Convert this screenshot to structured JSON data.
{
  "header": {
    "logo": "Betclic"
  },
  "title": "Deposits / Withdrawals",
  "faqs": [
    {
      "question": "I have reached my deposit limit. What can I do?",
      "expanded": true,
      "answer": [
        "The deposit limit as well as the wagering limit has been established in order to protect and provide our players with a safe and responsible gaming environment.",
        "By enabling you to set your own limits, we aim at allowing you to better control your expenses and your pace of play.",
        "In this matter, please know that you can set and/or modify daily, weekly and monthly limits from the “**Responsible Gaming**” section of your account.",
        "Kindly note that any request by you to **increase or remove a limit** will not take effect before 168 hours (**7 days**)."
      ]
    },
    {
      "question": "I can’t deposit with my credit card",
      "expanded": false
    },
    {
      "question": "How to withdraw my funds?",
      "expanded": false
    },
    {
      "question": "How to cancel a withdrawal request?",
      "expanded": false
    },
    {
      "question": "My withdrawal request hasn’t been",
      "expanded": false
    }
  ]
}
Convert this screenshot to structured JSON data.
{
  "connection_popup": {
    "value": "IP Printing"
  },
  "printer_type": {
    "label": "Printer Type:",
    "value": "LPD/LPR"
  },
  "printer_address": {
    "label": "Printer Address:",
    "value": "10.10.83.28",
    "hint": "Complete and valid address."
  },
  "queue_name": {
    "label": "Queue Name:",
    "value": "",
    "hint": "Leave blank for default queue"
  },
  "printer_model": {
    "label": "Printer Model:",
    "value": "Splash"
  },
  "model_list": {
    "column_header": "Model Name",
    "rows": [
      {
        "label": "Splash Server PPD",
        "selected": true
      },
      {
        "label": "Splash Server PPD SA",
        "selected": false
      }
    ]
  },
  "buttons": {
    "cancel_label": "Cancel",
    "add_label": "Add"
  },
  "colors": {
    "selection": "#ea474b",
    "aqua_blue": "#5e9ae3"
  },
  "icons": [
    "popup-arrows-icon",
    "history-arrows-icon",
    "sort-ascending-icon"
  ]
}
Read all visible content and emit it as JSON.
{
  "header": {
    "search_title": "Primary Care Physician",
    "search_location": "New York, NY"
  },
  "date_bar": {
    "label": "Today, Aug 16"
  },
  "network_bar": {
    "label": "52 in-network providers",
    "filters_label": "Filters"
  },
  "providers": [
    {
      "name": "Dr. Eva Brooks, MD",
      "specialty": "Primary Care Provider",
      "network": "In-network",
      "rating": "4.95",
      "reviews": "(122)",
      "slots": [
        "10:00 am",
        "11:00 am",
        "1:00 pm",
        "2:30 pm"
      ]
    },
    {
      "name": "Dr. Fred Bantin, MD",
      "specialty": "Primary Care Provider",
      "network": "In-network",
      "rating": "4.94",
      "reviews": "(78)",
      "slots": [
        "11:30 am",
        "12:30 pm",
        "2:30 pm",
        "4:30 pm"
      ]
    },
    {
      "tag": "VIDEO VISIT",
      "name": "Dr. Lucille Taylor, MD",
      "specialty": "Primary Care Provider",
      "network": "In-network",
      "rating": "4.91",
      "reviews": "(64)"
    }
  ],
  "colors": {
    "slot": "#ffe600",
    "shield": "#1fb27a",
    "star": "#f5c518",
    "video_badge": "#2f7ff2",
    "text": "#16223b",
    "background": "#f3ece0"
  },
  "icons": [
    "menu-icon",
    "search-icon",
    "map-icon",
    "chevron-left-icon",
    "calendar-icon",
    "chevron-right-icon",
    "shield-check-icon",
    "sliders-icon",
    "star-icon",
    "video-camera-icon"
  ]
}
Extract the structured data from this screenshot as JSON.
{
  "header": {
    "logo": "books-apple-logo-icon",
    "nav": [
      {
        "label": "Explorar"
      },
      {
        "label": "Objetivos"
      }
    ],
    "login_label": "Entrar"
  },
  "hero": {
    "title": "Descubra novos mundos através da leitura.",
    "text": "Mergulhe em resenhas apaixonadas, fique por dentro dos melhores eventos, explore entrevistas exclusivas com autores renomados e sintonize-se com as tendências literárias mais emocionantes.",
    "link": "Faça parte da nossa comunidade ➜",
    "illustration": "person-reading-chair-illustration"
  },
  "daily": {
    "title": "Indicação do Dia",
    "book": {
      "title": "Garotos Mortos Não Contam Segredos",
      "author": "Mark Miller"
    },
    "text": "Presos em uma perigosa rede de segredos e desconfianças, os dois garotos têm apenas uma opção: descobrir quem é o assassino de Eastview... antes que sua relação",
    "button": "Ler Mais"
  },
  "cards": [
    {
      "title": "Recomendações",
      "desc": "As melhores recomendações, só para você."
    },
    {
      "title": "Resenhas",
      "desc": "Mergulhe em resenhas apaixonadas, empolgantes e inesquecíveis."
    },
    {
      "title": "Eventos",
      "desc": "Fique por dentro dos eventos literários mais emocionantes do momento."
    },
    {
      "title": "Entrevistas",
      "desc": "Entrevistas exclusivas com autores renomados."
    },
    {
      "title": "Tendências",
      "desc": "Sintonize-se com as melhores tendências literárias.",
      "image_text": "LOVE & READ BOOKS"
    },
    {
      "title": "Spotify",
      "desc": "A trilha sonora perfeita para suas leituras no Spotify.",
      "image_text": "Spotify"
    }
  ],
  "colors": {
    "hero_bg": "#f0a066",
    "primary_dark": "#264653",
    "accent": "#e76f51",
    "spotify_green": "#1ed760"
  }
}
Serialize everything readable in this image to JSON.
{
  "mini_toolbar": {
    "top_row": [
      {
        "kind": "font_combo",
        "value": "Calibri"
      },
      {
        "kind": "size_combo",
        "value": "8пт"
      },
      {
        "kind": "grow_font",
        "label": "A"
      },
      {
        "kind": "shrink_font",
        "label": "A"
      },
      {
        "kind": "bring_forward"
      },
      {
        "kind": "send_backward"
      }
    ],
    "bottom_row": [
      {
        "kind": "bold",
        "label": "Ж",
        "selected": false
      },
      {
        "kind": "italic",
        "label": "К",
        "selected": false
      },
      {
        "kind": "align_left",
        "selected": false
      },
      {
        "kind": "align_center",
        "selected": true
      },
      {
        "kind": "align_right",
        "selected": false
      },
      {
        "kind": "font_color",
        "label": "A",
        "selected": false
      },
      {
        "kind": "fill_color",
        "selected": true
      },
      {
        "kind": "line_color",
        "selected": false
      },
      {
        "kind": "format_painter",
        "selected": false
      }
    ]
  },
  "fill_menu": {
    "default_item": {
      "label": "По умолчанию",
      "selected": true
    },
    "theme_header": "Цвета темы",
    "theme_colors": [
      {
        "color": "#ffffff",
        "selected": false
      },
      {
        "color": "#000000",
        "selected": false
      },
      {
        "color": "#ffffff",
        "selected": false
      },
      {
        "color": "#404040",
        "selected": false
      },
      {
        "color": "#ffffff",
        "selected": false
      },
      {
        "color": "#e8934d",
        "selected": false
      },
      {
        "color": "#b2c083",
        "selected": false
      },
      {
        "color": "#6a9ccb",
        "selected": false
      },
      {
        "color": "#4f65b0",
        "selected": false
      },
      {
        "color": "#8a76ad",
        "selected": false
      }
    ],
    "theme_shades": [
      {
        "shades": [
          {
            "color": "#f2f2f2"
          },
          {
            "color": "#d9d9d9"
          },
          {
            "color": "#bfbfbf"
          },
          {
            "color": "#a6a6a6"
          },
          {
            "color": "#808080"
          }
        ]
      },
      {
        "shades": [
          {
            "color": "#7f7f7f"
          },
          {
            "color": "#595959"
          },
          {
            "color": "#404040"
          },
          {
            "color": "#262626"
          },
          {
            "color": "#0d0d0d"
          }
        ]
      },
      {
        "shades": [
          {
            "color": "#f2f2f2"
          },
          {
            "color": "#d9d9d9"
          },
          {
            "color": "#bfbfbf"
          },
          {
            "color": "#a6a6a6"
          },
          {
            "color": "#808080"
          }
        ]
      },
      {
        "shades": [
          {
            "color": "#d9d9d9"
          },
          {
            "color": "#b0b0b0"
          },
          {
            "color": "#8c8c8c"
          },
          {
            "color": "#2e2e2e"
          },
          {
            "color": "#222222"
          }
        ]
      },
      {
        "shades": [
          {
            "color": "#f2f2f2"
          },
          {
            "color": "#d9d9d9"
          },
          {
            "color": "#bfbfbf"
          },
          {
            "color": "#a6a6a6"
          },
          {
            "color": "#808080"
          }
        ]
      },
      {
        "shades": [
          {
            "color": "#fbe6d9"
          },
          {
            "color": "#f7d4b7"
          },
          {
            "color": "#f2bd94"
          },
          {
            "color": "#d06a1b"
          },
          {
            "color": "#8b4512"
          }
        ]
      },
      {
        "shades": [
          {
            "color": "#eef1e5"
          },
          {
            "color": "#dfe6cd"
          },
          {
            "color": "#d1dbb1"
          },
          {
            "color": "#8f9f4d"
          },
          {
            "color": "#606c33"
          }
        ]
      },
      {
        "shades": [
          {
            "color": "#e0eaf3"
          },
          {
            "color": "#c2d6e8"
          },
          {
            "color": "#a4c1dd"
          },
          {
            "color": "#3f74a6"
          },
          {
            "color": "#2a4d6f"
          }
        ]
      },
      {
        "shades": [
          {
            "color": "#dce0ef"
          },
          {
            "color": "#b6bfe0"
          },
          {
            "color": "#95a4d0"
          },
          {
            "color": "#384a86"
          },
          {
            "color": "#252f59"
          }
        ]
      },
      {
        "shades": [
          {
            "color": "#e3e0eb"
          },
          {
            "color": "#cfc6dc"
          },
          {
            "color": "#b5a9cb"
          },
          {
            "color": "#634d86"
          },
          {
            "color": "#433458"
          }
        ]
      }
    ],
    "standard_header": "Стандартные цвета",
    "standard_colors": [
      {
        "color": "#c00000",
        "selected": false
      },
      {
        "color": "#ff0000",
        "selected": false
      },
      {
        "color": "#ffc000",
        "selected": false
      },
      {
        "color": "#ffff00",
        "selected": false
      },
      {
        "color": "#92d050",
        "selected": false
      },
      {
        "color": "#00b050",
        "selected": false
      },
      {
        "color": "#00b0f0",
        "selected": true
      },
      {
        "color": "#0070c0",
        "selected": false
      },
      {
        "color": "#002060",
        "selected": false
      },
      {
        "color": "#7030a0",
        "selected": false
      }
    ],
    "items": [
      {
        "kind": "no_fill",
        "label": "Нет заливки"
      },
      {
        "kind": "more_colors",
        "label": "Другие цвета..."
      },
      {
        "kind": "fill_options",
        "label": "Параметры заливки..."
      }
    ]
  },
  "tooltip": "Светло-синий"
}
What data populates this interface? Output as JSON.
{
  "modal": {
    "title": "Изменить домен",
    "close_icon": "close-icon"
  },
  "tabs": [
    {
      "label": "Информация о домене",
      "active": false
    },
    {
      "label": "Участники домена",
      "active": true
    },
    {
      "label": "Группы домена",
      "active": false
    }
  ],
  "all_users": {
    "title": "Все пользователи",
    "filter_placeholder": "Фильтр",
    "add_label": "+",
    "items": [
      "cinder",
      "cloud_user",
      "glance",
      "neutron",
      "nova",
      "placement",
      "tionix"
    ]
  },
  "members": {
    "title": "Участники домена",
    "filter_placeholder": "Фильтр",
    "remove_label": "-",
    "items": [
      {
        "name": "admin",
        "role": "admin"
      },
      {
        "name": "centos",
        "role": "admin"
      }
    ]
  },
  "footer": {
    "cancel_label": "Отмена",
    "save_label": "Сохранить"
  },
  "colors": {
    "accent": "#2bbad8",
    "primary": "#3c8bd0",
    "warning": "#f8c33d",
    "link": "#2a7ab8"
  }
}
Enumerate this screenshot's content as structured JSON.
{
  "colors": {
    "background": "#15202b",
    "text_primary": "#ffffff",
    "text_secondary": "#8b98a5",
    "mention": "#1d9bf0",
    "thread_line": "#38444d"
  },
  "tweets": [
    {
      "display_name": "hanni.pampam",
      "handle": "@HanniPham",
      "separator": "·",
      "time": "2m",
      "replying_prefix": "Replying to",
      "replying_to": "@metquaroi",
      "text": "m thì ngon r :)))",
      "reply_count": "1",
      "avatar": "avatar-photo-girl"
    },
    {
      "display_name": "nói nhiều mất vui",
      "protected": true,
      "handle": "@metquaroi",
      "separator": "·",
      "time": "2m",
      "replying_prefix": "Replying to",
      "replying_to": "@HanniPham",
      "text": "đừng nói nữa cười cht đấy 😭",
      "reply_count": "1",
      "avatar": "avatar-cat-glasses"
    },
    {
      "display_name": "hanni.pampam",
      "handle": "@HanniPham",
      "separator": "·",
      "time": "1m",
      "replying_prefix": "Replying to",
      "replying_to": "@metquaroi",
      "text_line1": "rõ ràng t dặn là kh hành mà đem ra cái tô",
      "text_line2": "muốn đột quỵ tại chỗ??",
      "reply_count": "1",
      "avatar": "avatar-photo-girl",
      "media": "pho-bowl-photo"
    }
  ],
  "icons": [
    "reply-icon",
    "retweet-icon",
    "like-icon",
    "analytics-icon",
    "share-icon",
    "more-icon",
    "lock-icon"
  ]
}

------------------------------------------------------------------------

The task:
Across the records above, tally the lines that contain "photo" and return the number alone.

Reply:
3